Dataset rows describing interfaces:
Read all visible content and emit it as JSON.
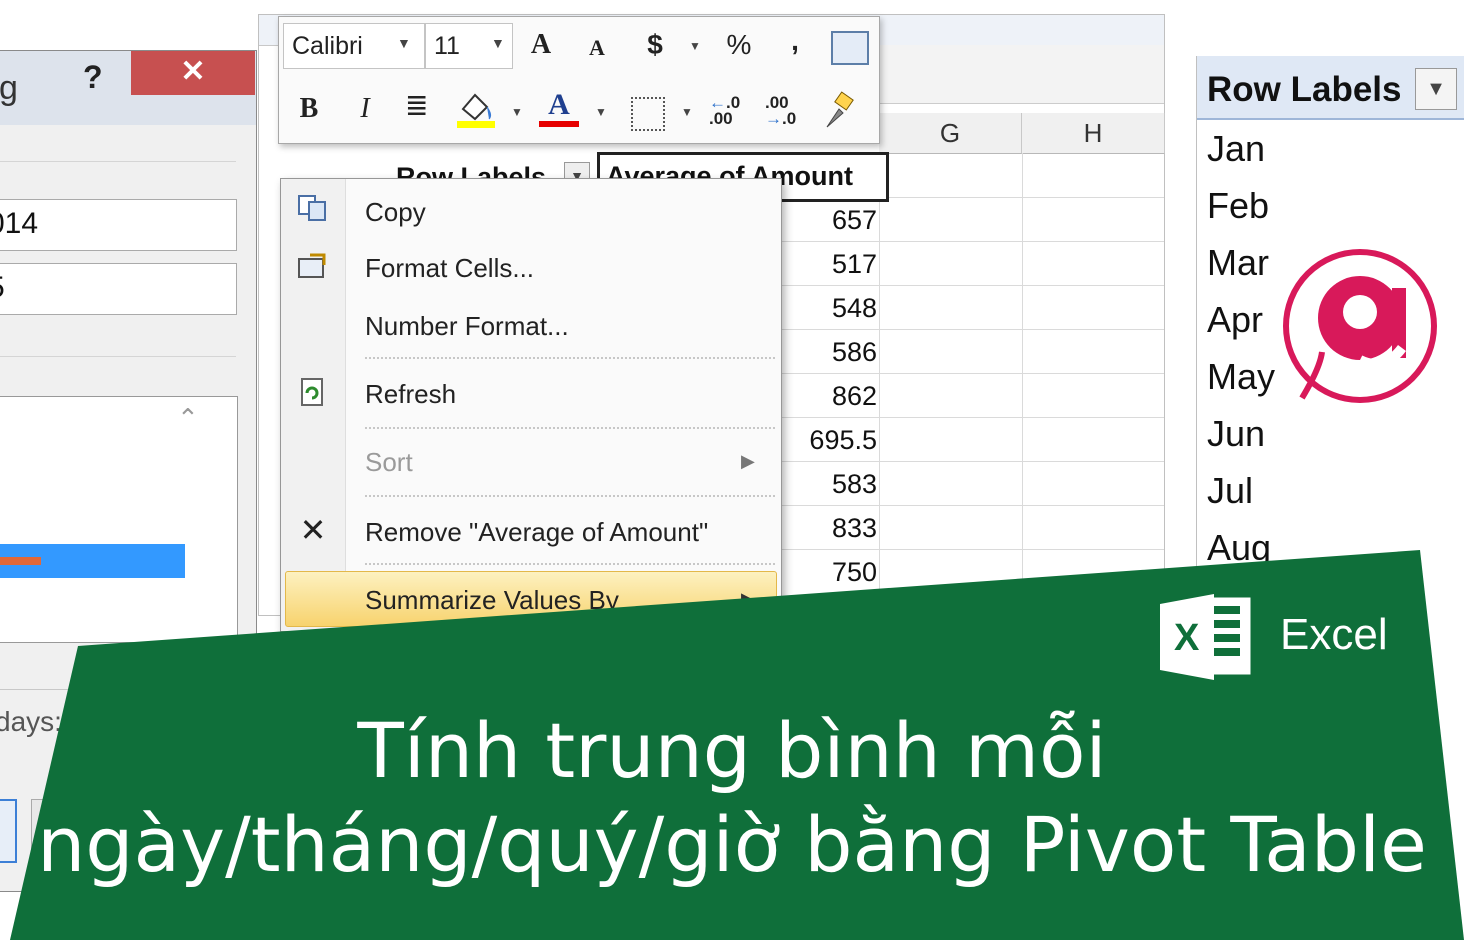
{
  "dialog": {
    "title_fragment": "g",
    "help_label": "?",
    "close_label": "✕",
    "start_value": "014",
    "end_value": "5",
    "footer_text": "days:"
  },
  "toolbar": {
    "font_name": "Calibri",
    "font_size": "11",
    "grow_font": "A",
    "shrink_font": "A",
    "currency": "$",
    "percent": "%",
    "comma": ",",
    "bold": "B",
    "italic": "I",
    "font_color": "A",
    "inc_decimal": ".00",
    "dec_decimal": ".0"
  },
  "sheet": {
    "columns": [
      "G",
      "H"
    ],
    "pivot_row_labels": "Row Labels",
    "pivot_value_header": "Average of Amount",
    "values": [
      "657",
      "517",
      "548",
      "586",
      "862",
      "695.5",
      "583",
      "833",
      "750"
    ]
  },
  "context_menu": {
    "items": [
      {
        "label": "Copy",
        "icon": "copy-icon",
        "enabled": true
      },
      {
        "label": "Format Cells...",
        "icon": "format-cells-icon",
        "enabled": true
      },
      {
        "label": "Number Format...",
        "icon": "",
        "enabled": true
      },
      {
        "label": "Refresh",
        "icon": "refresh-icon",
        "enabled": true
      },
      {
        "label": "Sort",
        "icon": "",
        "enabled": false
      },
      {
        "label": "Remove \"Average of Amount\"",
        "icon": "close-icon",
        "enabled": true
      },
      {
        "label": "Summarize Values By",
        "icon": "",
        "enabled": true
      }
    ]
  },
  "right_panel": {
    "title": "Row Labels",
    "months": [
      "Jan",
      "Feb",
      "Mar",
      "Apr",
      "May",
      "Jun",
      "Jul",
      "Aug"
    ]
  },
  "banner": {
    "line1": "Tính trung bình mỗi",
    "line2": "ngày/tháng/quý/giờ bằng Pivot Table",
    "app_label": "Excel",
    "colors": {
      "banner_green": "#0f6f3a",
      "logo_pink": "#d8195a"
    }
  }
}
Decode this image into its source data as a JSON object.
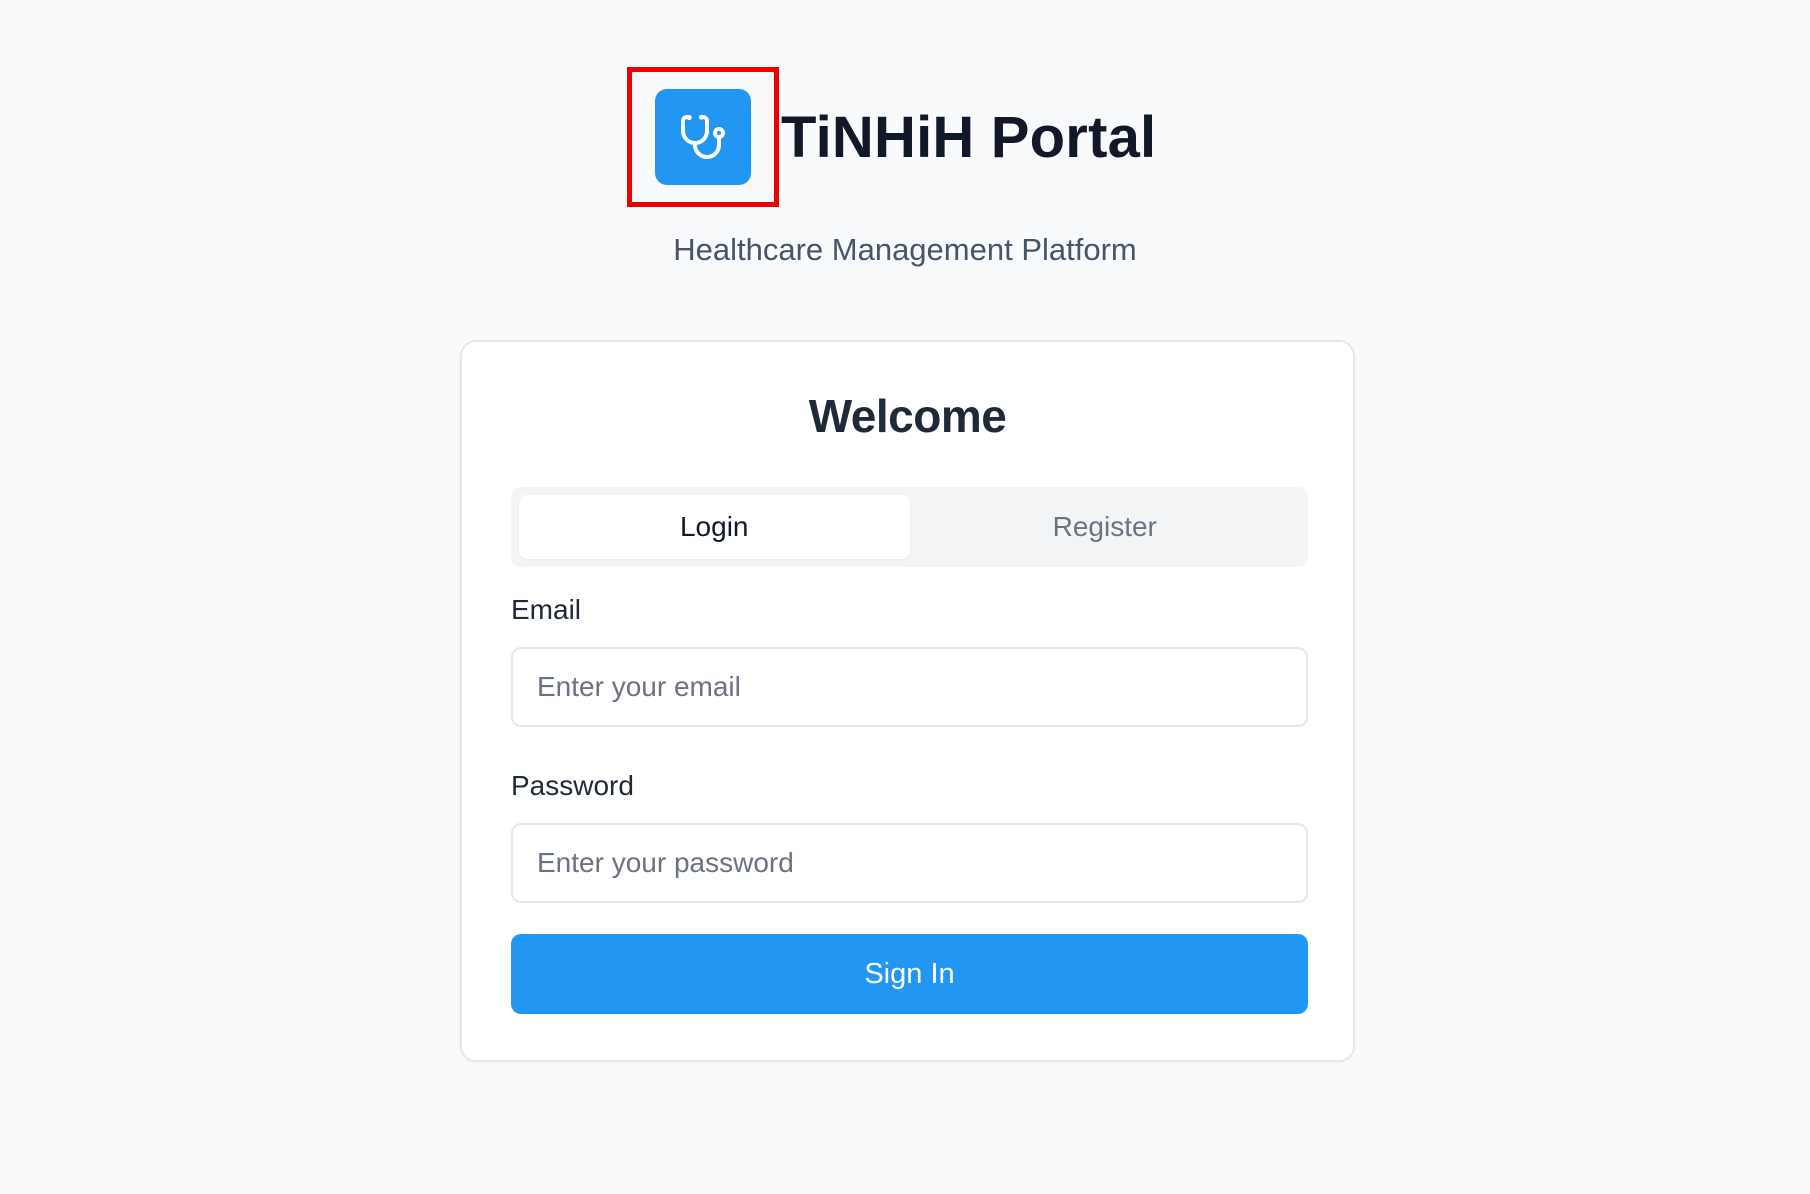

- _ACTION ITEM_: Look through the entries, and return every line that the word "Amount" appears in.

- _TASK ANSWER_:
    "pivot_value_header": "Average of Amount",
        "label": "Remove \"Average of Amount\"",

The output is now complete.